**Input records**:

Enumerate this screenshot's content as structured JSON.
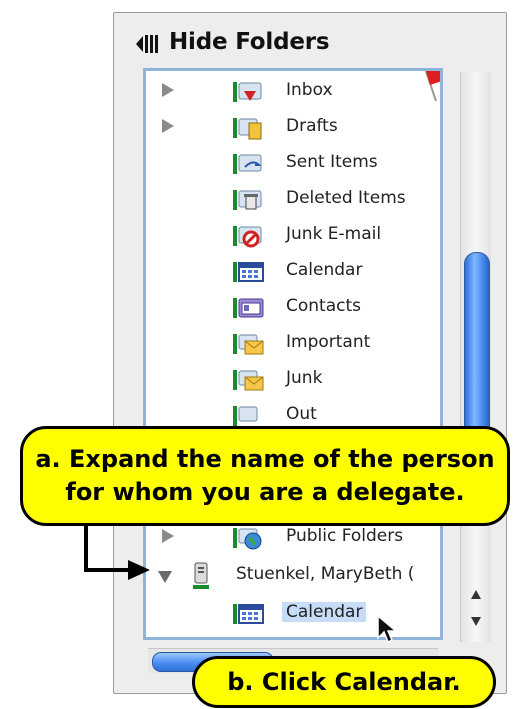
{
  "header": {
    "hide_folders_label": "Hide Folders"
  },
  "folders": [
    {
      "label": "Inbox",
      "icon": "inbox-icon",
      "expander": true
    },
    {
      "label": "Drafts",
      "icon": "drafts-icon",
      "expander": true
    },
    {
      "label": "Sent Items",
      "icon": "sent-items-icon",
      "expander": false
    },
    {
      "label": "Deleted Items",
      "icon": "deleted-items-icon",
      "expander": false
    },
    {
      "label": "Junk E-mail",
      "icon": "junk-email-icon",
      "expander": false
    },
    {
      "label": "Calendar",
      "icon": "calendar-icon",
      "expander": false
    },
    {
      "label": "Contacts",
      "icon": "contacts-icon",
      "expander": false
    },
    {
      "label": "Important",
      "icon": "important-folder-icon",
      "expander": false
    },
    {
      "label": "Junk",
      "icon": "junk-folder-icon",
      "expander": false
    },
    {
      "label": "Out",
      "icon": "out-folder-icon",
      "expander": false
    }
  ],
  "public_folders": {
    "label": "Public Folders",
    "icon": "public-folders-icon"
  },
  "delegate": {
    "label": "Stuenkel, MaryBeth (",
    "icon": "mailbox-user-icon"
  },
  "delegate_calendar": {
    "label": "Calendar",
    "icon": "calendar-icon"
  },
  "callouts": {
    "a_line1": "a.  Expand the name of the person",
    "a_line2": "for whom you are a delegate.",
    "b": "b.  Click Calendar."
  },
  "colors": {
    "callout": "#ffff00",
    "selection": "#c7dcf6",
    "pane_border": "#8fb3d9",
    "scroll_thumb": "#4a8cf0"
  }
}
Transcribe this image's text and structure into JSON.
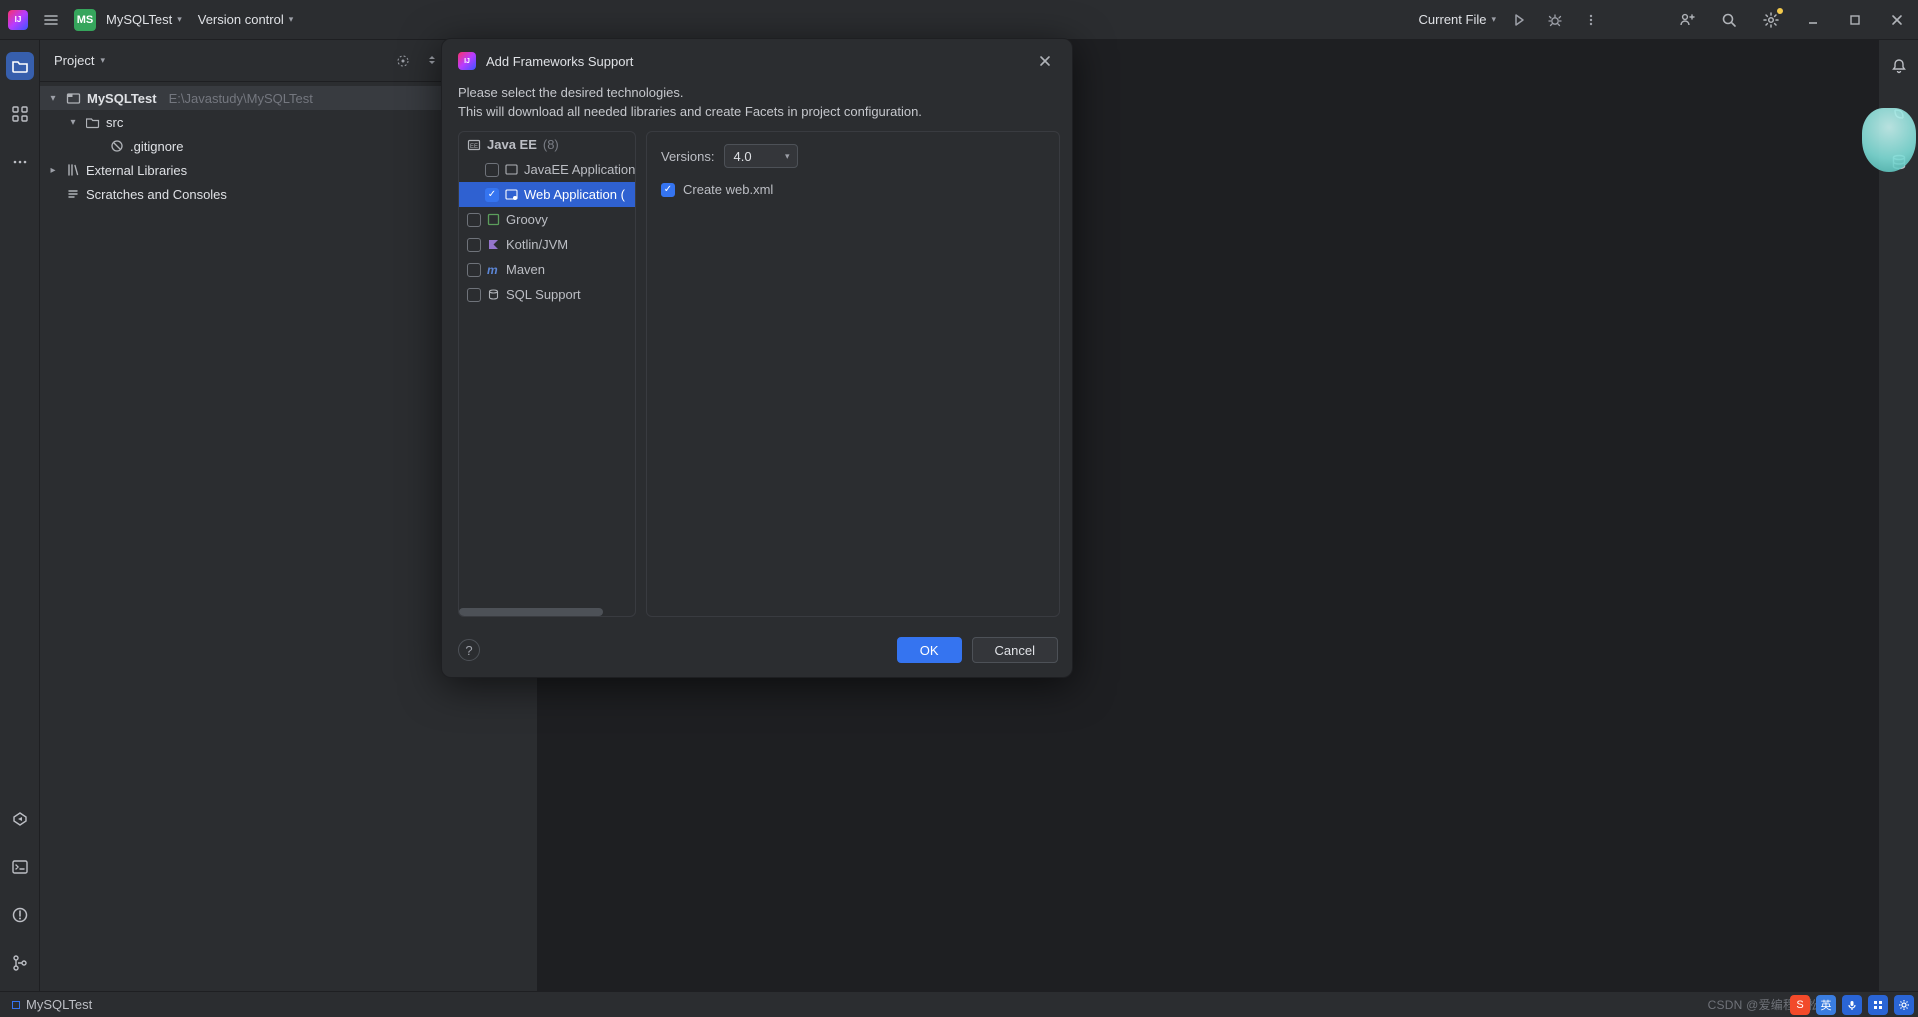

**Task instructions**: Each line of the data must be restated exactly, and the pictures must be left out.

**Response**:
Enumerate this screenshot's content as structured JSON.
{
  "header": {
    "hide_folders_label": "Hide Folders"
  },
  "folders": [
    {
      "label": "Inbox",
      "icon": "inbox-icon",
      "expander": true
    },
    {
      "label": "Drafts",
      "icon": "drafts-icon",
      "expander": true
    },
    {
      "label": "Sent Items",
      "icon": "sent-items-icon",
      "expander": false
    },
    {
      "label": "Deleted Items",
      "icon": "deleted-items-icon",
      "expander": false
    },
    {
      "label": "Junk E-mail",
      "icon": "junk-email-icon",
      "expander": false
    },
    {
      "label": "Calendar",
      "icon": "calendar-icon",
      "expander": false
    },
    {
      "label": "Contacts",
      "icon": "contacts-icon",
      "expander": false
    },
    {
      "label": "Important",
      "icon": "important-folder-icon",
      "expander": false
    },
    {
      "label": "Junk",
      "icon": "junk-folder-icon",
      "expander": false
    },
    {
      "label": "Out",
      "icon": "out-folder-icon",
      "expander": false
    }
  ],
  "public_folders": {
    "label": "Public Folders",
    "icon": "public-folders-icon"
  },
  "delegate": {
    "label": "Stuenkel, MaryBeth (",
    "icon": "mailbox-user-icon"
  },
  "delegate_calendar": {
    "label": "Calendar",
    "icon": "calendar-icon"
  },
  "callouts": {
    "a_line1": "a.  Expand the name of the person",
    "a_line2": "for whom you are a delegate.",
    "b": "b.  Click Calendar."
  },
  "colors": {
    "callout": "#ffff00",
    "selection": "#c7dcf6",
    "pane_border": "#8fb3d9",
    "scroll_thumb": "#4a8cf0"
  }
}
Transcribe this image's text and structure into JSON.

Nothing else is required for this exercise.